A research group funded by the United States Army has discovered compelling evidence of the Majorana particle, which was first hypothesized in 1937 — over 80 years ago. It was predicted that the particle would be used as a "building block" for future quantum computers. The research was done under Professor Kang Wang of UCLA, also collaborating with the research team were members of Stanford University, UC Irvine, and UC Davis.
The US Army stated that Quantum computers would be a key component in creating an 'unhackable' machine, and pushing the large data capabilities further.
Quantum computers could solve problems much more quickly and efficiently than classical computers, potentially leading to significant improvement in situational awareness with the capability to process large amount of available data, a fundamental priority research area for the U.S. Army.

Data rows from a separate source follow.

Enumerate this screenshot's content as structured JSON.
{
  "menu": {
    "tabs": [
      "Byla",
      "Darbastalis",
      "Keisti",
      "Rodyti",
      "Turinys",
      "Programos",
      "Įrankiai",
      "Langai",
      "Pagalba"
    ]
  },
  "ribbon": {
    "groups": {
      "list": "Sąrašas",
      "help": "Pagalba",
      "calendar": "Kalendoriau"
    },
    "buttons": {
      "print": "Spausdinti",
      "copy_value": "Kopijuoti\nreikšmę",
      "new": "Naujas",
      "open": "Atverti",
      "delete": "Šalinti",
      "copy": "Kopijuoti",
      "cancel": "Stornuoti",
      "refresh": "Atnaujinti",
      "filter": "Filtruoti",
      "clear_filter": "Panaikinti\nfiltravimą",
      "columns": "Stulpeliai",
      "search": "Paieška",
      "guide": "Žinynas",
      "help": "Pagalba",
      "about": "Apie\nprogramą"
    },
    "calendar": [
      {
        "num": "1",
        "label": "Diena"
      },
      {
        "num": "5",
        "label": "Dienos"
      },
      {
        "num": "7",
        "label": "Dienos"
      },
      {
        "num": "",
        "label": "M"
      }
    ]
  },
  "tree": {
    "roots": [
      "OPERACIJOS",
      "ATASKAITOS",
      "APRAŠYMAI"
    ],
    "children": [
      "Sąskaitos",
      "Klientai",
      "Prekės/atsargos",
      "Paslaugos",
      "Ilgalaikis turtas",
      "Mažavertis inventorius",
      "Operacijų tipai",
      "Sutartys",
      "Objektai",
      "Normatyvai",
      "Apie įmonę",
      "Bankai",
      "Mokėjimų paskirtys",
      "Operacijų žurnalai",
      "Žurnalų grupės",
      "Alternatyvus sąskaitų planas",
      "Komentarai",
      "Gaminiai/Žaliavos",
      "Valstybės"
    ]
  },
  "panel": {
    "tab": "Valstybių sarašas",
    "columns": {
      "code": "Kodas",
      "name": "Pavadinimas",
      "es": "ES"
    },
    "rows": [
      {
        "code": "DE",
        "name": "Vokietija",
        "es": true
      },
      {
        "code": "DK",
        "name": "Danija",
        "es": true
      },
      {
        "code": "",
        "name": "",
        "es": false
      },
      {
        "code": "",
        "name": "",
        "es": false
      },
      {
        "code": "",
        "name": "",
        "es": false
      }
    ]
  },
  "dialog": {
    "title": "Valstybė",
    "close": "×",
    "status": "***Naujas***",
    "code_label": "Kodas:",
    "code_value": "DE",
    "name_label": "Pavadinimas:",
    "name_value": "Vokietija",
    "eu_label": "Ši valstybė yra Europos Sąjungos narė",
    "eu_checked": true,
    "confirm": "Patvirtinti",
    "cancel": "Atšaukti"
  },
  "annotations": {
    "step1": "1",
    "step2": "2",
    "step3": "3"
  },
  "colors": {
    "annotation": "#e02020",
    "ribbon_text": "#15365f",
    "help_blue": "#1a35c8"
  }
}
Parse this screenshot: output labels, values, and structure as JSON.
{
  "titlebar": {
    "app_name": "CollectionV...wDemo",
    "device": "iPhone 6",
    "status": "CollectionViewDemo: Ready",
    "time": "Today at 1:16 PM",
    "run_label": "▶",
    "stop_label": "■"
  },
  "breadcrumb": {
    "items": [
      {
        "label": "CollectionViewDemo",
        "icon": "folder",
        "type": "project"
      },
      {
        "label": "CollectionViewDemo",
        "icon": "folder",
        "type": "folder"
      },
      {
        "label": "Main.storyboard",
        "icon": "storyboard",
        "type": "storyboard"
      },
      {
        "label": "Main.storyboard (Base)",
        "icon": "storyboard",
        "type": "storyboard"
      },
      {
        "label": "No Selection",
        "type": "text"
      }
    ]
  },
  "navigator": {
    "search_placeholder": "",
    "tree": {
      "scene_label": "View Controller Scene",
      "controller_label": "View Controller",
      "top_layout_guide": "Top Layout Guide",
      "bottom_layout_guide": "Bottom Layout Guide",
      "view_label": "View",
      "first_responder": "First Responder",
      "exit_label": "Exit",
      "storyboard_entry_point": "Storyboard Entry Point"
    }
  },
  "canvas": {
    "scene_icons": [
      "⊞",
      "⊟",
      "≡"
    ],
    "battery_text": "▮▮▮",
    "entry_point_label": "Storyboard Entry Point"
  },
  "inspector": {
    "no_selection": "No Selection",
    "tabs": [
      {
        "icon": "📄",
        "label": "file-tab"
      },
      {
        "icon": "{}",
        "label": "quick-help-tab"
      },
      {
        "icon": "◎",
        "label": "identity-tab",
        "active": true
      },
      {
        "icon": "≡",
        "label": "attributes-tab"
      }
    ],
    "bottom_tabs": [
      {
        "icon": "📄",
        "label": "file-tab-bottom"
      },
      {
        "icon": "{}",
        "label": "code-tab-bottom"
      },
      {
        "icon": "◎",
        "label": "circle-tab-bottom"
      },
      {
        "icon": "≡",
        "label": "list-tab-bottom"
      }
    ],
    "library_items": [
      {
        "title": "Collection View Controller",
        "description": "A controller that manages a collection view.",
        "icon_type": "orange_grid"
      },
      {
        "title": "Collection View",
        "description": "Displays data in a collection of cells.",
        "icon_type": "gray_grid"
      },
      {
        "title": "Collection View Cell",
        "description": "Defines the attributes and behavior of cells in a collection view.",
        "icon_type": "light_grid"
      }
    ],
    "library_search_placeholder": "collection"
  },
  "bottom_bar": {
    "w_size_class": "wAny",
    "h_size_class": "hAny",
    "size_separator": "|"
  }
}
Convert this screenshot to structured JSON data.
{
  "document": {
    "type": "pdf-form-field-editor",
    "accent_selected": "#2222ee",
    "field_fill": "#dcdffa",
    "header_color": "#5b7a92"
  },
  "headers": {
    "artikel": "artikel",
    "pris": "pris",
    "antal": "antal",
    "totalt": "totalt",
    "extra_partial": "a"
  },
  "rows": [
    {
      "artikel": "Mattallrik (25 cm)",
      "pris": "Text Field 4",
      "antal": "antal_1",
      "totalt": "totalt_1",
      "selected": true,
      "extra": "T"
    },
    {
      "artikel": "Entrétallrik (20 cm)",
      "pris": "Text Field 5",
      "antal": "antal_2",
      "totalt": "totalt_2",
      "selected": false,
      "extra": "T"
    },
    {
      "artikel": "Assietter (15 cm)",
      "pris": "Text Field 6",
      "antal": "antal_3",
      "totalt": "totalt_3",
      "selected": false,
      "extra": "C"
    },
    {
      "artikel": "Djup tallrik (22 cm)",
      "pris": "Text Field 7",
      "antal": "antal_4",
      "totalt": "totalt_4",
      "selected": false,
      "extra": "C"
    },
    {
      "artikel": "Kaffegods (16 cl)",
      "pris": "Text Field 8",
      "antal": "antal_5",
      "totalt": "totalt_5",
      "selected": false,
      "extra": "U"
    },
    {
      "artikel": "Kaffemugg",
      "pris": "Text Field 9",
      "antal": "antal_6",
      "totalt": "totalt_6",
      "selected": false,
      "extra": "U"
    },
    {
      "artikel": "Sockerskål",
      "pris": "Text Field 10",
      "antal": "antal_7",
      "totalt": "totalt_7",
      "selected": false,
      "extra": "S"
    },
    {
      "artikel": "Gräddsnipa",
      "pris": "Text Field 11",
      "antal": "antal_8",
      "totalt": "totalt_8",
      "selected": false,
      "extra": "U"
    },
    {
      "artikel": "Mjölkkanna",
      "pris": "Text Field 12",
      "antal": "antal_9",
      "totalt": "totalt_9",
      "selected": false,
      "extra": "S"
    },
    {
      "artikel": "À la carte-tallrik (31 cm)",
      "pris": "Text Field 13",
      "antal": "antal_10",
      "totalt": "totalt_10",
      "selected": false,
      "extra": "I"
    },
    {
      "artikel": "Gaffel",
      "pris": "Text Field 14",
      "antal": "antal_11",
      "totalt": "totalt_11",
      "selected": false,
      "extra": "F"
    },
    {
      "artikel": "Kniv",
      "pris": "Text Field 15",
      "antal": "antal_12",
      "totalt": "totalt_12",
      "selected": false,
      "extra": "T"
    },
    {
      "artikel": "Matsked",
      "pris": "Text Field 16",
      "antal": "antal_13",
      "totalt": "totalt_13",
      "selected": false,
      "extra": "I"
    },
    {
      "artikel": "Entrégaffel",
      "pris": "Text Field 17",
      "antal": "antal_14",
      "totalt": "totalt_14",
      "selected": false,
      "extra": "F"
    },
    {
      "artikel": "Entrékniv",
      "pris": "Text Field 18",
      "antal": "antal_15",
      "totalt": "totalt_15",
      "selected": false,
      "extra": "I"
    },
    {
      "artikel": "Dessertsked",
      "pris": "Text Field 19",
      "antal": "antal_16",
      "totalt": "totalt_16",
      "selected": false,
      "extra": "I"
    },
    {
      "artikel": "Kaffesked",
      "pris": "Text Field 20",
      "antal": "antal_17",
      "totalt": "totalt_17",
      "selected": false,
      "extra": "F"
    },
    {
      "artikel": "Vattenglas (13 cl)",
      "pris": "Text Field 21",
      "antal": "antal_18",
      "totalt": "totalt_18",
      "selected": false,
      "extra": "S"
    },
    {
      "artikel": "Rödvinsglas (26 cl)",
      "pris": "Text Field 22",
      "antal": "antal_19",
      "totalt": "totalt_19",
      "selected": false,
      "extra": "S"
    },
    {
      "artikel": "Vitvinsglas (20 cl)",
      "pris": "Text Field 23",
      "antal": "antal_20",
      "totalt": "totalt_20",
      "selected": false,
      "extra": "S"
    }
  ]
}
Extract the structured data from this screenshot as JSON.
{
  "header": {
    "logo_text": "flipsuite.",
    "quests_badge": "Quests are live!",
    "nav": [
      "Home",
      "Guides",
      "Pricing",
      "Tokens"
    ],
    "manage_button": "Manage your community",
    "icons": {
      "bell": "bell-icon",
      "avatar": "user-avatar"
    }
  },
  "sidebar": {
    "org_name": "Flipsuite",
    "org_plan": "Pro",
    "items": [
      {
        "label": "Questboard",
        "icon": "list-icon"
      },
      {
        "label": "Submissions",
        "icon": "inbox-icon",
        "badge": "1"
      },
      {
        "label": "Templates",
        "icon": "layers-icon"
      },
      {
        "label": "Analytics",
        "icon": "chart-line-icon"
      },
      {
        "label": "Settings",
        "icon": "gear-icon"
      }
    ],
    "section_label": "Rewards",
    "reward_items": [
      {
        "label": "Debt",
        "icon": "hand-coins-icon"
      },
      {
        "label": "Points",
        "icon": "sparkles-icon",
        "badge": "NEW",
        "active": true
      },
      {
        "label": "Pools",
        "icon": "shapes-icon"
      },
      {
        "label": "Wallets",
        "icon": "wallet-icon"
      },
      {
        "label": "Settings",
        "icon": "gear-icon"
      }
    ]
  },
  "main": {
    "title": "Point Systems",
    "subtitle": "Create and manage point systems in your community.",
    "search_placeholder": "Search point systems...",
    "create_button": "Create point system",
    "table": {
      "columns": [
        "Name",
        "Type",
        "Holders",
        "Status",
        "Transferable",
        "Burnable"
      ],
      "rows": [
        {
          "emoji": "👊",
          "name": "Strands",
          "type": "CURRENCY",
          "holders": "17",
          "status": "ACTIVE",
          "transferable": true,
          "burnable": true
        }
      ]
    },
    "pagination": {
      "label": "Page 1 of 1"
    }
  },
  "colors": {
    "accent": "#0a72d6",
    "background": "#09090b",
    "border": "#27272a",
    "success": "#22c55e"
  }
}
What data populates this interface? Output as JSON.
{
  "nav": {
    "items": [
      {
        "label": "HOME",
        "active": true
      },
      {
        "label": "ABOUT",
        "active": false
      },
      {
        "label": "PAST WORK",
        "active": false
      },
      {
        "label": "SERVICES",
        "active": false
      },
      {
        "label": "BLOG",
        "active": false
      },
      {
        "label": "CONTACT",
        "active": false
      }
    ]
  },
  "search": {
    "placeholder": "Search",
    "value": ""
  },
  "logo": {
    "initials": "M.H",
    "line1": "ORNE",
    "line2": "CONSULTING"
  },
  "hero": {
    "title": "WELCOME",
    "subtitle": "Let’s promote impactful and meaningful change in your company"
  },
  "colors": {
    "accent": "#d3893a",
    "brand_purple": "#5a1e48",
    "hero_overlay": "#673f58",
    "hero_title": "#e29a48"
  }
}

One of the primary reasons that this particular Majorana particle has been an interest for potential quantum computing is due to its neutral charge; it doesn't carry any electrical charge. This facilitates several key attributes that make it desirable for quantum computing. One is that it is "viewed as the best candidate" for carrying "qubits" which can be either 0s or 1s, as opposed to the standard "bits" of today that can only be one or the other. Quantum bits would give computers an incredible level of computing power, exponentially more than even our highest-end computers today.
Research will continue into the Majorana particle and how to best create Quantum computers in the future. The next step according to the researchers is to "explore how to use Majorana particles in quantum braiding, which would knit them together to allow information to be stored and processed at super high speeds". Check back at ModMy for future updates on Quantum computing.